In this time-series analysis of PM in California, ambient concentrations of several constituents of fine particles were associated with daily mortality. Specifically, the data suggest consistent associations with EC, OC, NO3, Cu, K, Ti, and Zn, as well as with PM2.5 mass. Stronger associations were observed with mortality for cardiovascular disease and among those > 65 years of age. For cardiovascular mortality, risks associated with the IQRs of EC and Zn were particularly elevated. Comparison of the pollution regression coefficients indicated that, in general, EC and many of the other species that contribute significantly to PM2.5 mass, including OC, NO3, and Zn, all demonstrated higher excess risks than PM2.5 mass. Although this observation may be partly the result of stochastic variability, the associations with mortality were all the more striking given the relatively small number of days with species data in each county (range 243–395), because most time-series studies have > 1,000 days of data (HEI 2003). Increasing the sample size increased the strength of the PM2.5 associations with mortality. With few exceptions, these results were relatively insensitive to alternative treatment of missing values, different smoothers of time, and different lag specifications for meteorologic covariates.
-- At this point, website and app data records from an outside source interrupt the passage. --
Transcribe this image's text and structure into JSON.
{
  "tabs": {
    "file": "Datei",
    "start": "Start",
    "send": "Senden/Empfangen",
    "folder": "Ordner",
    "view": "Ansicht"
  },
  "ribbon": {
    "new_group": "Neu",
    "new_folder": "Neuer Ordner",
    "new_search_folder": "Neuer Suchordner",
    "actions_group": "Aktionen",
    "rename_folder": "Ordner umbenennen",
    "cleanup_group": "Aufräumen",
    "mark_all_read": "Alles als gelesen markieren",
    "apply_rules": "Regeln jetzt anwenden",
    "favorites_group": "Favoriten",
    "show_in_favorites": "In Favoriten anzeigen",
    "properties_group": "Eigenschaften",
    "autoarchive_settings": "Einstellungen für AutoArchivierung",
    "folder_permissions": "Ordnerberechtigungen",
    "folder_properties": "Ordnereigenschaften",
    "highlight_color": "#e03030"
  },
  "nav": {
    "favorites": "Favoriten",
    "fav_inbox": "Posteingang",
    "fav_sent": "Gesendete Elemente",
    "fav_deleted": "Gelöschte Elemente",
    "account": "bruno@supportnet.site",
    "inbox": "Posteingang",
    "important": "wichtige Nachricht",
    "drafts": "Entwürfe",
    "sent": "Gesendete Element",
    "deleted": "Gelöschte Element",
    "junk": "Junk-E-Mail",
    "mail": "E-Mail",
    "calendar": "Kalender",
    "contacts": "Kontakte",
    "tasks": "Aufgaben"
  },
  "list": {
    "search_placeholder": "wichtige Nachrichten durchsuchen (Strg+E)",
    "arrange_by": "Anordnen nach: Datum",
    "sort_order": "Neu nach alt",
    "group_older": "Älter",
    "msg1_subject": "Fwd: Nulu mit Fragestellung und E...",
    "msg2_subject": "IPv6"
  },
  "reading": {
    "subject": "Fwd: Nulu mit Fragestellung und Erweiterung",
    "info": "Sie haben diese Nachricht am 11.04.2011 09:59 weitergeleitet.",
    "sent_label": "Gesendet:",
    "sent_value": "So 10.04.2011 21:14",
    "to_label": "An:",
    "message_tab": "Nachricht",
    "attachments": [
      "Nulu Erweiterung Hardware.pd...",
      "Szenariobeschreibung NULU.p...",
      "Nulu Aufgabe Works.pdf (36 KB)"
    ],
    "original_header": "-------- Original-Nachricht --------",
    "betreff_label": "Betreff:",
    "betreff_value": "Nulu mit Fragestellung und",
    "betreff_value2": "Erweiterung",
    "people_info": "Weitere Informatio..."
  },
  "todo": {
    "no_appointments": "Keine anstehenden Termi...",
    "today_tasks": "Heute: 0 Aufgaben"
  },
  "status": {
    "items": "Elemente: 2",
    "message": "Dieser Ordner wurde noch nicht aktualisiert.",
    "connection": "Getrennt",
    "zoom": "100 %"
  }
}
Results were somewhat sensitive, however, to the lag day examined. More of the associations were with a 1-day lag, which is fairly consistent with many previous time-series studies of PM < 10 μm in aerodynamic diameter (PM10) and PM2.5 (HEI 2003). Although there is increasing evidence linking PM exposures with cardiovascular pathophysiology (Brook et al. 2004), there is little to justify a priori an appropriate lag structure for the vast majority of PM2.5 constituents. In this analysis, it is unclear whether the associations of mortality with different lags were caused by a) different mechanisms; b) different mortality reference days for lags 1 and 2 versus lags 0 and 3 because the exposure data were not collected on a daily basis (see “Methods”); or c) stochastic variability due to the relatively low number of observations.